There is a very cool interview with one of my favorite authors, Michael Chabon, over at Newarama.
I first discovered Michael Chabon about ten years ago when I read his novel The Amazing Adventures of Kavalier & Clay. Chabon hadn't yet won a Pulitzer Prize for his book (or probably even received his first royalty check), and I was actually able to go to his website and swap e-mails with him. Can you remember when e-mail and the web were still fairly new, and everybody was accessible by e-mail?) A few months later, that was impossible. He became Rich and Famous. He also went on to write some comic books and a screenplay for Spider-Man 2.
The interview is a fun read. He discusses his new book, Manhood for Amateurs: The Pleasures and Regrets of a Husband, Father, and Son. I enjoyed seeing another dad talk so much about his kids and what is out there for kids to read today. (There's a nice mention of Owly and picture book authors such as David Wiesner and James Joyce.)
Nrama: That complaint extends to a lot of current books for children, which seems to be one of the few growth markets remaining in publishing. Any current books for children you’d recommend?
Chabon: Well, of course the Philip Pullman trilogy, if you can call that current.

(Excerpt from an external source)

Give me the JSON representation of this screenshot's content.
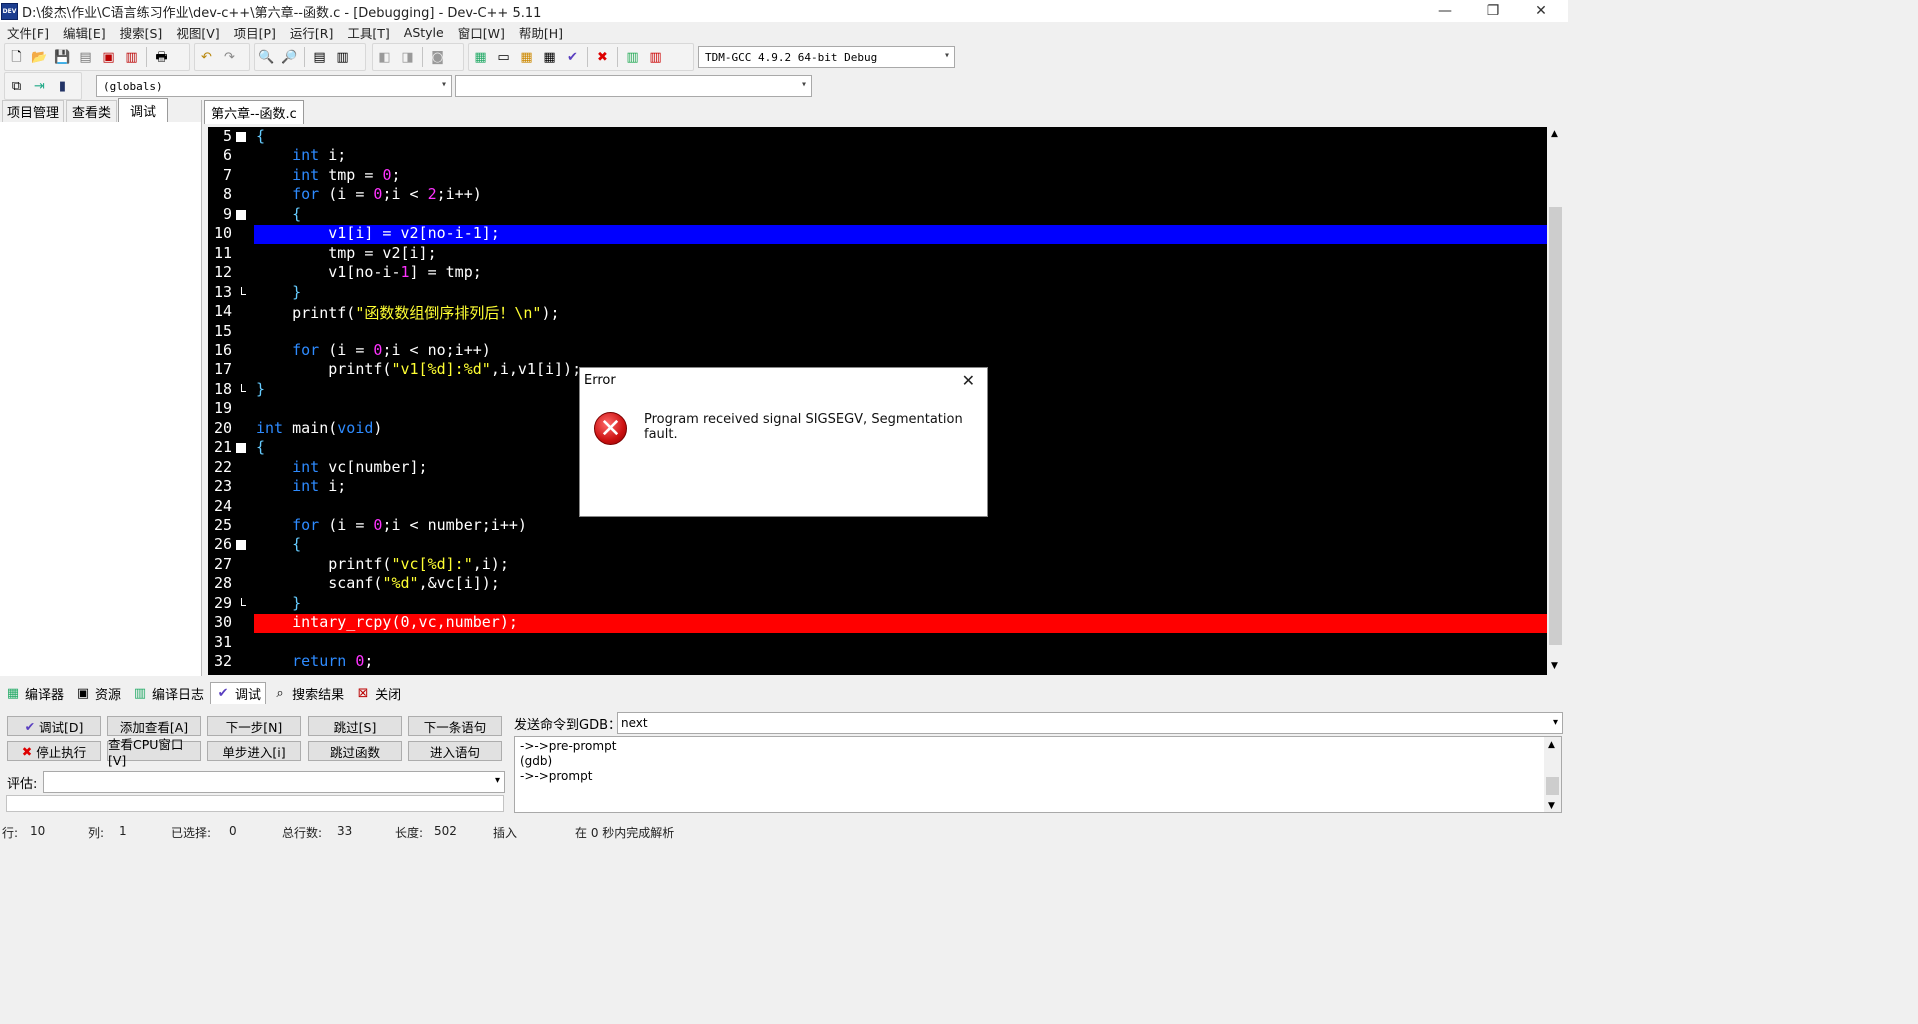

You can also argue whether that’s a children’s book, but it might back up what I’m talking about, because my daughter did read it when she was very much a kid, and loved it, and I loved it too. It’s probably the work for children that I’ve most loved since I was a child myself.
Other stuff that’s out there now? Well, there’s beautiful things happening in the world of picture books. Brian Selznick, who did The Invention of Hugo Cabret, and David Wiesner, who did Tuesday, they are both amazing. William Joyce is a genius, and that stuff wasn’t around when I was a kid. But a lot of the things I read to my kids are also things I read when I was a kid.
Nrama: To attempt to tie this together – sometimes I find that in those works aimed at children, there’s these references to literature, or film, and they lead me to seek those works out for myself.
Chabon: Exactly. I leaned a lot reading comic books, and from the many allusions by Stan Lee in the Marvel books, and the way the DC writers would drop a lot of kind of fancy words into their scripts now and then that would send me to the dictionary, and from there to make many more literary discoveries. What great stuff.
Read the full interview at Newsarama.